As I can assume from your question your rebuilding method probably takes up considerable time and that is why you want to run in a separate thread. Therefore I would suggest implementing Event based async pattern. When your rebuilding (async) method finishes it will throw finished event with AsyncCompletedEventArgs (which you can subclass to pass your result status) and from there you will start your second method.

share|improve this answer
BackgroundWorker bw1 = new BackgroundWorker();//To rebuild catalog.
BackgroundWorker bw2 = new BackgroundWorker();//To generate text.

public Form1()

    bw1.DoWork += bw1_DoWork;
    bw1.RunWorkerCompleted += bw1_RunWorkerCompleted;
    bw2.DoWork += bw2_DoWork;
    bw2.RunWorkerCompleted += bw2_RunWorkerCompleted;

    bw1.RunWorkerAsync();//Start new thread. - Rebuild catalog.

void bw1_DoWork(object sender, DoWorkEventArgs e)
    //Rebuild catalog.

void bw1_RunWorkerCompleted(object sender, RunWorkerCompletedEventArgs e)
    bw2.RunWorkerAsync();//Generate text.

void bw2_DoWork(object sender, DoWorkEventArgs e)
    //Generate text.

void bw2_RunWorkerCompleted(object sender, RunWorkerCompletedEventArgs e)
share|improve this answer

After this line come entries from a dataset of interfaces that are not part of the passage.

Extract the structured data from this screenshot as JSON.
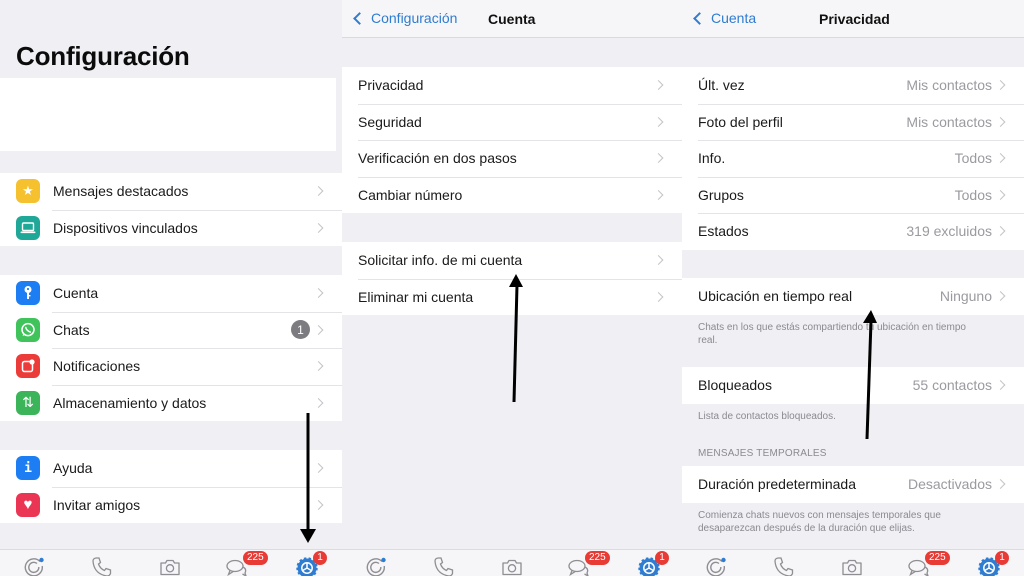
{
  "colors": {
    "background": "#efeff4",
    "link_blue": "#2f7cd0",
    "badge_red": "#e93b35",
    "secondary_text": "#9a9aa0"
  },
  "panel1": {
    "title": "Configuración",
    "groups": [
      [
        {
          "label": "Mensajes destacados",
          "icon": "star-icon",
          "icon_color": "#f5c12f",
          "glyph": "★"
        },
        {
          "label": "Dispositivos vinculados",
          "icon": "laptop-icon",
          "icon_color": "#1fa797",
          "glyph": "💻"
        }
      ],
      [
        {
          "label": "Cuenta",
          "icon": "key-icon",
          "icon_color": "#1c7ef2",
          "glyph": "⚷"
        },
        {
          "label": "Chats",
          "icon": "whatsapp-icon",
          "icon_color": "#3fc35a",
          "glyph": "✆",
          "badge": "1"
        },
        {
          "label": "Notificaciones",
          "icon": "notification-icon",
          "icon_color": "#ec3c3a",
          "glyph": "▢"
        },
        {
          "label": "Almacenamiento y datos",
          "icon": "storage-arrows-icon",
          "icon_color": "#3bb45a",
          "glyph": "⇅"
        }
      ],
      [
        {
          "label": "Ayuda",
          "icon": "info-icon",
          "icon_color": "#1c7ef2",
          "glyph": "i"
        },
        {
          "label": "Invitar amigos",
          "icon": "heart-icon",
          "icon_color": "#ea3654",
          "glyph": "♥"
        }
      ]
    ]
  },
  "panel2": {
    "back_label": "Configuración",
    "title": "Cuenta",
    "groups": [
      [
        "Privacidad",
        "Seguridad",
        "Verificación en dos pasos",
        "Cambiar número"
      ],
      [
        "Solicitar info. de mi cuenta",
        "Eliminar mi cuenta"
      ]
    ]
  },
  "panel3": {
    "back_label": "Cuenta",
    "title": "Privacidad",
    "group1": [
      {
        "label": "Últ. vez",
        "value": "Mis contactos"
      },
      {
        "label": "Foto del perfil",
        "value": "Mis contactos"
      },
      {
        "label": "Info.",
        "value": "Todos"
      },
      {
        "label": "Grupos",
        "value": "Todos"
      },
      {
        "label": "Estados",
        "value": "319 excluidos"
      }
    ],
    "live_location": {
      "label": "Ubicación en tiempo real",
      "value": "Ninguno",
      "footnote": "Chats en los que estás compartiendo tu ubicación en tiempo real."
    },
    "blocked": {
      "label": "Bloqueados",
      "value": "55 contactos",
      "footnote": "Lista de contactos bloqueados."
    },
    "temp_section_header": "MENSAJES TEMPORALES",
    "default_duration": {
      "label": "Duración predeterminada",
      "value": "Desactivados",
      "footnote": "Comienza chats nuevos con mensajes temporales que desaparezcan después de la duración que elijas."
    }
  },
  "tabbar": {
    "tabs": [
      {
        "name": "status",
        "icon": "status-icon"
      },
      {
        "name": "calls",
        "icon": "phone-icon"
      },
      {
        "name": "camera",
        "icon": "camera-icon"
      },
      {
        "name": "chats",
        "icon": "chats-icon",
        "badge": "225"
      },
      {
        "name": "settings",
        "icon": "settings-gear-icon",
        "badge": "1",
        "active": true
      }
    ]
  }
}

Your Answer


By posting your answer, you agree to the privacy policy and terms of service.

Not the answer you're looking for? Browse other questions tagged or ask your own question.